Swimmer’s ear, or otitis externa, is an infection of
the external ear canal. This is an infection frequently seen
in swimmers, as well as SCUBA divers. It is NOT associated
with water quality or bacteria in the water, but is related
to water retention in the external ear, creating a warm, moist
environment for bacterial growth and subsequent infections.
It can be very painful. Because of the swelling, the outer
ear is very tender to palpation or touch.
Swimmer's Ear Prevention
The goal after engaging in water activities is to dry the

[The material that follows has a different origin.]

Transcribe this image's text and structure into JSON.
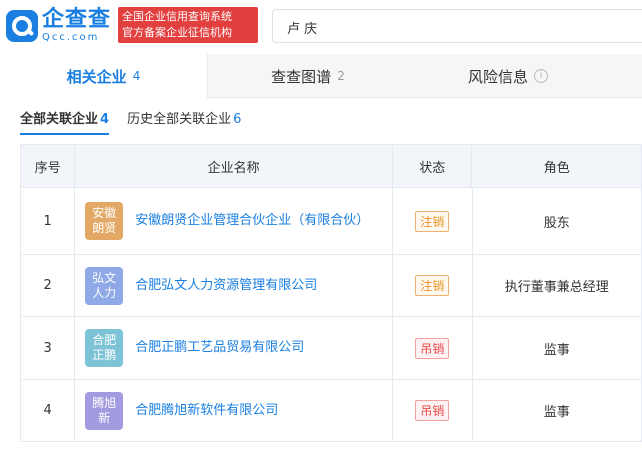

external ear. This can by performed in a variety of ways.
It is usually not advisable to use a cotton-tipped applicator
as that plugs the ear even more. Using a twisted up tissue
to dry up the water, or using a hairdryer may be beneficial
to dry the fluid in the ear after swimming.
Swimmer's Ear Treatment
Healthcare Provider - Medical Treatment
For the healthcare provider, the most
common bacterial pathogen responsible for infection is P.
Aeruginosa as well as S. Aureus. Frequently an infection is
poly-microbial, and there are multiple organisms involved.
These are the most common. The most common antimicrobial medical
that is used is Cortisporin Otic, 4 drops 4x/day, for 5-7
days, and avoid swimming. This is very helpful. Many times
I have used ear-wicks, which is very helpful in keeping the
medication in place, or you can use cotton to prevent the
medication from dripping out of the ear.
Ciprodex by Alcon is also beneficial. It
helps with compliance, as dosage is only 4 drops 2x/day. Also,
it is not toxic to the middle ear, especially in the case
of a rupture. It is a very helpful medication in the treatment
of swimmer’s ear, combined with Barotrauma, where there
may be a perforated tympanic membrane.